The Tennessee Supreme Court adopted an order today establishing a new funding mechanism for access to justice programs, but declined to implement a requirement that attorneys make an annual report of their pro bono activity. Today’s order is consistent with recommendations made by the TBA in a comment submitted to the court in February.
The TBA comment came in response to a November 2014 petition from the court’s Access to Justice Commission, which had proposed required reporting of pro bono hours. The commission’s request did not include any mandate for pro bono service or financial contributions and only related to the reporting of these activities.
The court indicated that while it recognizes the “important information” provided by pro bono reporting and “continues to encourage strongly voluntary reporting of pro bono” service, it was not prepared to require reporting or impose any sanctions for failure to report.
The commission also had proposed a mechanism for Tennessee lawyers to easily make voluntary financial contributions to access to justice programs. The court accepted this proposal.
The annual registration form now will be revised to include a section allowing attorneys to make a voluntary financial contribution to programs that provide direct legal services to low-income Tennesseans.
The change will take effect July 1, 2015.

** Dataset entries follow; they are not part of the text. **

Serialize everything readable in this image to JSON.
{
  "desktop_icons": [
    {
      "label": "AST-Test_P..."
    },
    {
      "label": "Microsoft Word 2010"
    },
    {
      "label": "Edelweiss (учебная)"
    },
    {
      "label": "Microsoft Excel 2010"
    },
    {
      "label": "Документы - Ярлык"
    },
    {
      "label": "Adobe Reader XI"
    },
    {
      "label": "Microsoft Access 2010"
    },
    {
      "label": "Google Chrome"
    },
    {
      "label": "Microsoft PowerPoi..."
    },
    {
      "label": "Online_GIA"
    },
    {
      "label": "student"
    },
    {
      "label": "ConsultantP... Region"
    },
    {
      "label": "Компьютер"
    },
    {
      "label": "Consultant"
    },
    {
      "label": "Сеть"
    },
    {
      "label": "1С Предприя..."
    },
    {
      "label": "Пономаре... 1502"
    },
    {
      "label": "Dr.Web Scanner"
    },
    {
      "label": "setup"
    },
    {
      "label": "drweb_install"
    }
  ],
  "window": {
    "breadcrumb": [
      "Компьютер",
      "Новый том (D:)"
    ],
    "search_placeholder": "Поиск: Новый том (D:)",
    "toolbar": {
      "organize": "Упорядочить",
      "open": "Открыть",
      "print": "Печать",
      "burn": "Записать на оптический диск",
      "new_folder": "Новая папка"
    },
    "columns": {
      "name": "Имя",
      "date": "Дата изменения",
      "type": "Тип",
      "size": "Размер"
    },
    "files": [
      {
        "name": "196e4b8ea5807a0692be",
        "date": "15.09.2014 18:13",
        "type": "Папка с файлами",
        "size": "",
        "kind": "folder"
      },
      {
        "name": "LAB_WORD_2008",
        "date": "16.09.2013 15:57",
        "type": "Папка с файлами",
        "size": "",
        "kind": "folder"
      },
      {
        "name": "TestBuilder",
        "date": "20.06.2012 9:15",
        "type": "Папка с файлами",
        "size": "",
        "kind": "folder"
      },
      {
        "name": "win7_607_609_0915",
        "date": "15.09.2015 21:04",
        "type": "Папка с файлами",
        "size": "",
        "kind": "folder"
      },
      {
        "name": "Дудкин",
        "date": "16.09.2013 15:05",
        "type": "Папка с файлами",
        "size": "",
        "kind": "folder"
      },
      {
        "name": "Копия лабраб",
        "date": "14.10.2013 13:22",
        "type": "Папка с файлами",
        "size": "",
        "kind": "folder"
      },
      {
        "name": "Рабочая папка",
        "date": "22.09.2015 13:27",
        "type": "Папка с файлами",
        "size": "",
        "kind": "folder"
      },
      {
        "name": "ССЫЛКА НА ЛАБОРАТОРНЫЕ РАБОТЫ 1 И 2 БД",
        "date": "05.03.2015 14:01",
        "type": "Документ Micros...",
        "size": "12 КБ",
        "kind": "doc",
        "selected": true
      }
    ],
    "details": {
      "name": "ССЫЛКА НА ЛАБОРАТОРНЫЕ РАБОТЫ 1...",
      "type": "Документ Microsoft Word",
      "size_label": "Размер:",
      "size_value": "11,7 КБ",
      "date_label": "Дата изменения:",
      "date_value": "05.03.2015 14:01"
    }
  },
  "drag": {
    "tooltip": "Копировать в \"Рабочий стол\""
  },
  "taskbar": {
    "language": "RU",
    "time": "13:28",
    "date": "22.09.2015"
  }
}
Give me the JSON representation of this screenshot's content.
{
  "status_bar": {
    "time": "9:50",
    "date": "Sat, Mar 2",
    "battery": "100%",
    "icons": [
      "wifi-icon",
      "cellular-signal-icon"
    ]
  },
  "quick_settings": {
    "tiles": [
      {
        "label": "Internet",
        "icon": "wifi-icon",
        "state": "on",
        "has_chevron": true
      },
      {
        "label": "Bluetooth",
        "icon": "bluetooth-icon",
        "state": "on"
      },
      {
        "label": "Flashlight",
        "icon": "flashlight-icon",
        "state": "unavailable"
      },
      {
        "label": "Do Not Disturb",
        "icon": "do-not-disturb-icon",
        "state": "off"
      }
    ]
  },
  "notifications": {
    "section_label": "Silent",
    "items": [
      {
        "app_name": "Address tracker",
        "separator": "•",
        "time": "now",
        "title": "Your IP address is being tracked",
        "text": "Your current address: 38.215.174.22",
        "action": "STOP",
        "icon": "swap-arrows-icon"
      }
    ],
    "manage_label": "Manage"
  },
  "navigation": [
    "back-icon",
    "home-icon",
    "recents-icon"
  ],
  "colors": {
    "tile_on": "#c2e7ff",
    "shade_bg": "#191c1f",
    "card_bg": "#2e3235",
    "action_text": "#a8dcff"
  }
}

In adopting the order, the court reiterated its commitment to its Access to Justice Initiative and recognized that the tireless efforts of Tennessee’s attorneys have made the initiative a success.